Good comments about this column from you, JP. Here are mine.
I think she – Kathleen Parker – has a good handle on a centrist role for regulated capitalism, of which I am a big fan. I like the general way she approaches things, because it’s important to agree on principles before going to the specifics. And sometimes the specific examples may sound good, but – since one can frame and spin issues to suit a certain point of view – we are often mislead to seeing a complex issue as simple and one-sided. So, a balance of market oriented approaches whose problems are anticipated by regulation (usually set up by previous bad experiences) is desirable.
I think an example of a complex issue that has been oversimplified and spun by the right is “job creators.” The super-rich are not the job creators. They are the investors in stocks, commodities, and other paper wealth that have only a remote tie to job creation. I do understand that the public likes to see wealthy people as role models, but the actual odds of someone with a $40 salary realizing a pay rate 10 or 100 times that are pretty nil. The job creators are small businesses, the owners of which are most often below Obama’s definition of super-rich, or larger companies that expand their operations through research. A third job creator is the inventor or creative business start-up, and the vast majority of those people tend to have incomes somewhere under $250K too. The right media and Tea Party courtiers (some of whom are easily super-rich themselves) have convinced us to admire these stinky rich people. They are the ones that, with just cause, the left believes to be corrupt and shameful.
Another issue is the corruption of our lobbyist rulers. Lobbyists do rules us! They write the bills congress passes and sometimes reads beforehand. They are the “retired” lawmakers who know the system better than their younger replacements. Elected representatives are beholden to them in our complex world. This complexity makes the case the Tea Party makes that our world is over regulated. So they advocate throwing out entire portions (or more) of the tax and legislative code. While that may be true, but the world is truly complex, and the regulatory system should be correspondingly complex. Let the smart people see through the spin and oversimplification in the right wing press, paid for by the lobbyists!

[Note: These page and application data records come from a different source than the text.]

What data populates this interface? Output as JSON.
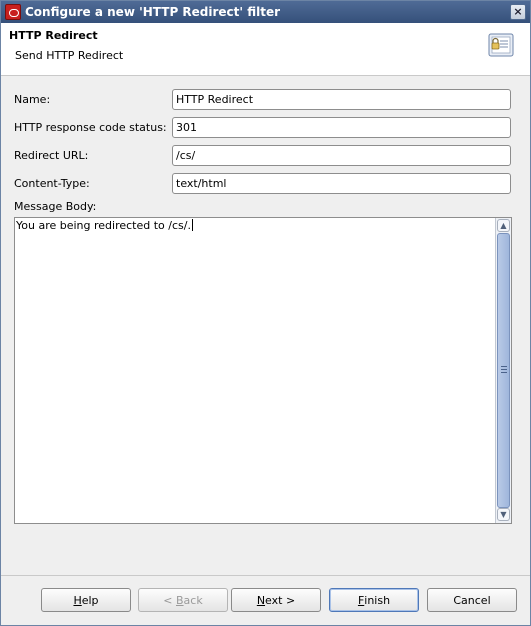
{
  "window": {
    "title": "Configure a new 'HTTP Redirect' filter",
    "close_glyph": "×"
  },
  "header": {
    "title": "HTTP Redirect",
    "subtitle": "Send HTTP Redirect",
    "icon": "clipboard-lock-icon"
  },
  "form": {
    "name_label": "Name:",
    "name_value": "HTTP Redirect",
    "status_label": "HTTP response code status:",
    "status_value": "301",
    "url_label": "Redirect URL:",
    "url_value": "/cs/",
    "content_type_label": "Content-Type:",
    "content_type_value": "text/html",
    "body_label": "Message Body:",
    "body_value": "You are being redirected to /cs/."
  },
  "buttons": {
    "help": {
      "mnemonic": "H",
      "rest": "elp"
    },
    "back": {
      "pre": "< ",
      "mnemonic": "B",
      "rest": "ack"
    },
    "next": {
      "mnemonic": "N",
      "rest": "ext >"
    },
    "finish": {
      "mnemonic": "F",
      "rest": "inish"
    },
    "cancel": "Cancel"
  },
  "colors": {
    "titlebar": "#35507a",
    "default_button_border": "#4f78b8"
  }
}
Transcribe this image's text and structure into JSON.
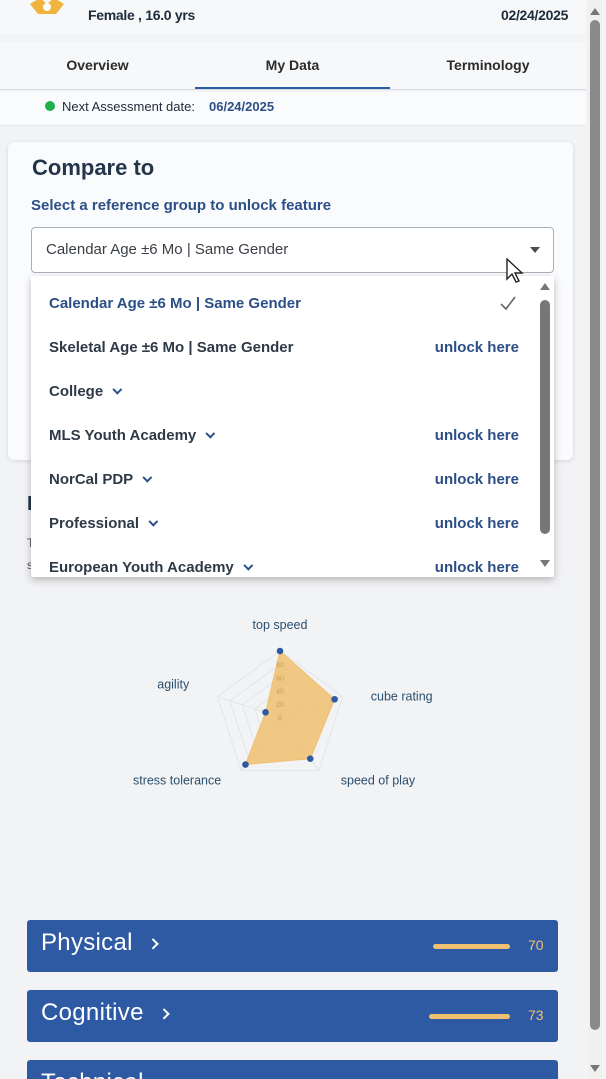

Imagine someone with an average income, who is not particularly entrepreneurial, and simply needs a job to support a family. Should the American system still have incentives for that person? Absolutely yes. Capitalism for the middle class is great, but these incentives are hidden, clouded. They are visible only to the deep hunters, those with time to look, who are not hard at work at “real jobs.” Thus, the system preserves itself. What we both want, JP, are increased opportunities for regular people. When the rewards are so high, there is little incentive for the upper class to give away anything to the underlings. The über-class has successfully insulated itself and preserved its cocoon in nearly every way imaginable.
And that is where the Occupiers come in. The outrage is justified, but must stay positive, solution oriented and civil. We will all miss Andy Rooney – at least I will. But he made his living as a complainer, a curmudgeon. The good about his approach is publicity, and one hopes, a change in the national debate. For the Occupiers to do naught but complain falls short. As long as capitalism is working for the untouchables, then they will hang it over us as if it were still pure, to which we would aspire, but barely ever attain. We also agree that capitalism is broken, as I have described here.
What really can be done? Education is the most obvious answer. It pays off the best, and holds and spreads good values. But here is a counter-point to the legitimate left complaints. Education has become overloaded with regulations. Testing, accommodation and documentation have overshadowed educating individuals. Unfunded mandates have rendered good intentions as just that. Teachers are unable to reach their potential, and the unions that supposedly represent them are partly to blame. So is the government. The Tea Partiers blame the unions only; the Occupiers blame the wealthy only.
The next answer is regulation reform. It might be smart for the Tea Party and the Occupiers to join forces here. What comes to my mind is the program Al Gore conducted as vice prez, where he sought to find and eliminate government waste. That program is a way better model than, say, the Competitiveness group led by Dan Quayle, which paved the way for the K Street project.
Tax reform is right behind. Maybe John Boehner is now seeing the light, if we can interpret his comments today on the Sunday talk shows. Obama, the pols and the public are right on. This is not a Robin Hood mentality, it’s resoration of the Way It Should Be. Furthermore, this is the way it goes with campaigns. Obama is appealing to his base now, and he will appeal to the center once the Republicans get over their (delicious!) infighting. Tax the overlords. Define corporations as corporations, people as people (and fetuses as fetuses while we are at it!).